Further along the line of understanding forgiveness and the chalky boundaries it has, is the idea of entitlement to forgive. Can anyone but the victim forgive the wrongdoer? Here, I agree with Benn (1970) on his account that something like quasi-forgiveness can be given but I do not think he gets the point just right. To my understanding, we can only forgive the wrongs that are done to us because only we are the ones who feel wronged by that act. It is nonsensical to say that I can forgive the wrongs that Hitler did to the Jews. Secondary and tertiary victims may forgive a perpetrator of the wrongs they did to them but they may not forgive for the wrong that were done to the primary victim. The only way in which quasi-forgiveness can take place is when the secondary victims give reasons to the perpetrator for why they think that the victim, although unable to, would forgive them if they could. If you steal the eraser of someone who dies shortly later and you go to their family and apologise, there is no doubt that they would forgive you and, all else being equal, they would give you reason to believe that the deceased would forgive you. Quasi-forgiveness is better defined as the assisting of the perpetrator to reconciliation with one unable to forgive for circumstantial reasons.

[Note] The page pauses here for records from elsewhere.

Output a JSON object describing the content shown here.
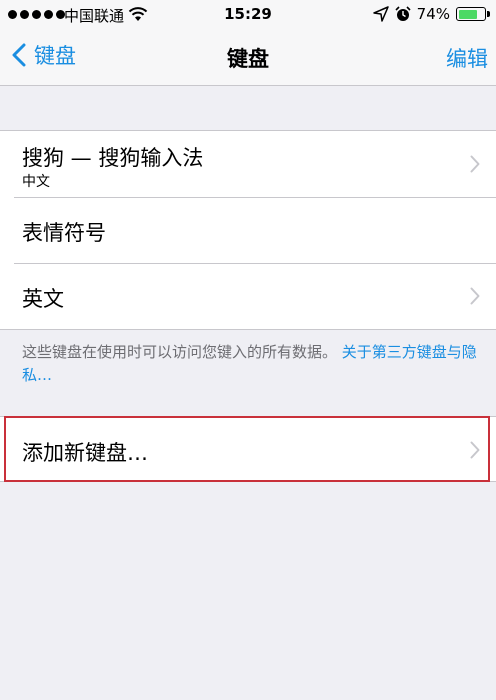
{
  "status_bar": {
    "carrier": "中国联通",
    "time": "15:29",
    "battery_percent": "74%",
    "battery_level": 0.74,
    "icons": [
      "signal-dots",
      "wifi-icon",
      "location-arrow-icon",
      "alarm-clock-icon",
      "battery-icon"
    ]
  },
  "nav": {
    "back_label": "键盘",
    "title": "键盘",
    "edit_label": "编辑"
  },
  "keyboards": [
    {
      "title": "搜狗 — 搜狗输入法",
      "subtitle": "中文"
    },
    {
      "title": "表情符号"
    },
    {
      "title": "英文"
    }
  ],
  "note": {
    "text": "这些键盘在使用时可以访问您键入的所有数据。",
    "link": "关于第三方键盘与隐私…"
  },
  "add_keyboard": {
    "label": "添加新键盘…"
  },
  "colors": {
    "accent": "#1a8ee1",
    "highlight_border": "#c9303a",
    "battery": "#4cd964"
  }
}
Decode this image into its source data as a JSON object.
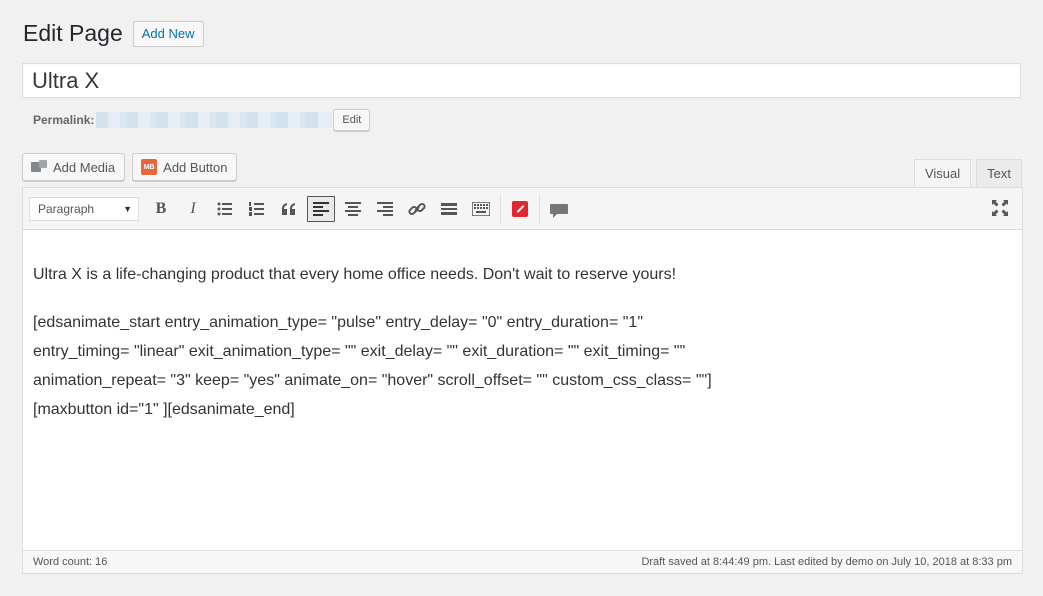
{
  "header": {
    "title": "Edit Page",
    "add_new_label": "Add New"
  },
  "post_title": {
    "value": "Ultra X"
  },
  "permalink": {
    "label": "Permalink:",
    "edit_label": "Edit"
  },
  "media_buttons": {
    "add_media": "Add Media",
    "add_button": "Add Button",
    "mb_badge": "MB"
  },
  "editor_tabs": {
    "visual": "Visual",
    "text": "Text",
    "active": "Visual"
  },
  "toolbar": {
    "format_select": "Paragraph",
    "buttons": [
      "bold",
      "italic",
      "bulleted-list",
      "numbered-list",
      "blockquote",
      "align-left",
      "align-center",
      "align-right",
      "insert-link",
      "read-more",
      "toolbar-toggle",
      "maxbuttons",
      "comment"
    ],
    "active_button": "align-left"
  },
  "content": {
    "paragraph1": "Ultra X is a life-changing product that every home office needs. Don't wait to reserve yours!",
    "paragraph2": "[edsanimate_start entry_animation_type= \"pulse\" entry_delay= \"0\" entry_duration= \"1\" entry_timing= \"linear\" exit_animation_type= \"\" exit_delay= \"\" exit_duration= \"\" exit_timing= \"\" animation_repeat= \"3\" keep= \"yes\" animate_on= \"hover\" scroll_offset= \"\" custom_css_class= \"\"][maxbutton id=\"1\" ][edsanimate_end]"
  },
  "status": {
    "word_count": "Word count: 16",
    "draft_saved": "Draft saved at 8:44:49 pm. Last edited by demo on July 10, 2018 at 8:33 pm"
  },
  "colors": {
    "link": "#0073aa",
    "maxbuttons_icon": "#e0262f",
    "mb_badge": "#e8663b"
  }
}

This account of forgiveness implies that there is nothing that can cause one to be an unforgivable person. Conditional unforgivability is not appropriate as quasi-forgiveness as defined above and not as Benn (1970) has it, means that Govier’s point of conditional unforgivability is not appropriate either (Govier, 1999). I conclude then that the main flaw in my argument is that by arguing for unconditional forgiveness, I am unable to accept views like Utilitarianism or Kantian Deontology due to the conflict caused. If we are unwilling to accept this, then more work needs to be done on this topic.
Benn, P., 1970. Forgiveness and Loyalty. American Philosophical Quarterly, Volume 7, pp. 246-252.
Garrard, E. a. D. M., 2003. In Defence of Unconditional Forgiveness. Proceedings of the Aristotelian Society, 103(1), pp. 39-60.
Govier, T., 1999. Forgiveness and the Unforgiveable. American Philosophical Quarterly, 36(1), pp. 59-75.
Griswold, C., 2007. Self-forgiveness. In: Forgiveness: A Philosophical Exploration. Cambridge: Cambridge University Press, pp. 38-59.
Mill, J., 1869. On Liberty. s.l.:Longmans, Green, Reader, and Dyer.